These are also a feature of Korean.
These are mainly featured in some African languages like the Bantu and Khosian language groups. They all have a full arc or point on the tailless side.
Then there are a few important glyph sequences, which are divided into two categories.
The first category are sound sequences, which map directly to glyph sequences. We sometimes think of these as individual sounds, but in reality they are composed of parts.
The second category are sounds or sound sequences where the last glyph (on the right) modifies the main sound(s) (on the left).
Here are a few common consonant sequences.
Here are a few vowel and semivowel sequences.
There are more vowel sequences which you will encounter, but this gives you the gist.
Tones are pronounced quickly and are pitched in relation to the rest of the words and sounds you are saying, they are not absolute pitch. These sound clips here slow the tones down and demonstrate their changes in a way you can hear them. You then need to speed this up and make the difference in tone a little more subtle to really nail it in real life.
Tone glyphs are represented by vowels with 1 of 4 possible accent marks on top (plus the non-accented mark, middle tone vowel). The two slashes tilting left (like it is speeding to the right and blown in the wind) are the highest tone, one tilt left is the regular high tone, one tilt right is low tone, and two tilts right ultra low tone. So there are 5 tones possible.
Complex tones, where the tone changes within a vowel or diphthong, are represented on single vowels by repeating the vowel and adding one tone mark to each vowel until all of the contour is delineated. On diphthongs, tone is distributed among the letters, and if it runs out of letters, it repeats the first letter as much as necessary.
Aspiration is very common in Indian languages, and many other languages have it to.
Voicelessness is common in Icelandic, but is also found in a few other languages such as Welsh. It is done by saying the sound without your voice (like a whisper).
These are common in Arabic. They are formed by pressing the back of your tongue up toward the back of your throat, while saying the main consonant.
This is common in Irish.
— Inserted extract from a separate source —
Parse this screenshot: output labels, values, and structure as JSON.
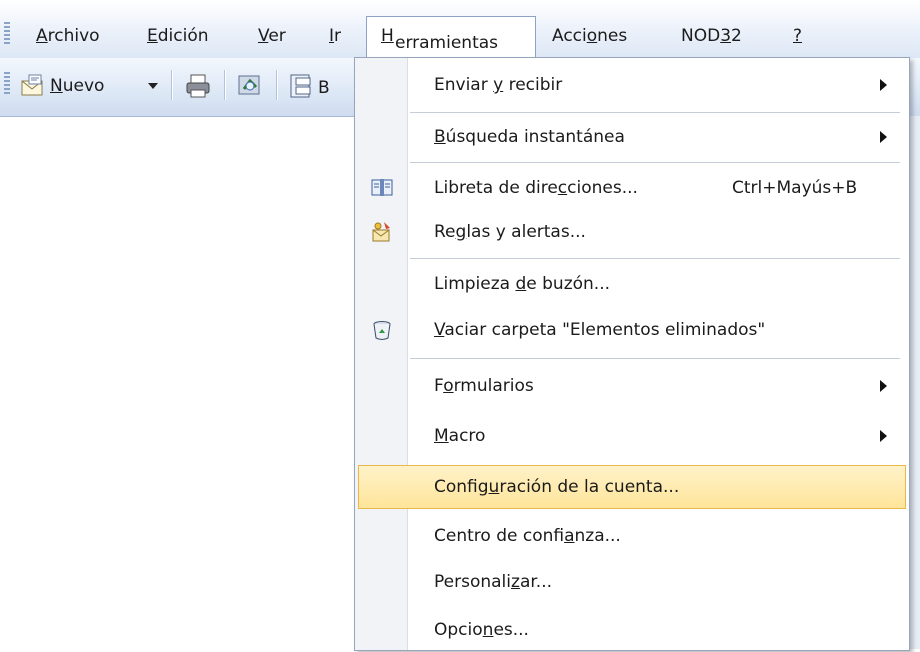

It adds a slight "French r" (growl-ish) sound after the main consonant.
This is common in Russian, and Chinese. It adds a slight y sound after the main consonant.
That gets us through all of the sounds you will encounter in Earth's languages, at least to a rough approximation. This doesn't aim to give you a perfect native accent, as that is impossible to represent in a simplified writing system. Instead, it will give you a good foundation of speaking, which you can hone with real practice in a native environment.
Tone Text is a pronunciation-based script. We would like that each word can have a standard/canonical written form. However this poses a problem: various dialects and slangs can pronounce the same word in various ways.
To solve this problem, we create a standard/canonical pronuncation, based on a specific point in time/history, and allow the actual pronunciation to diverge to allow for using this script without forcing you to be tied to that pronunciation. That is, there is a reference pronunciation, which is how it is written. This is captured during standardization time, which is based on a specific point in history. But then there is the actual pronunciation, which can be more fluid, yet it still writes the word in the canonical form (unless you want to emphasize the slang pronunciation).
If you would like to help write any new words, or record any sounds or words, please send us a note at firstname.lastname@example.org.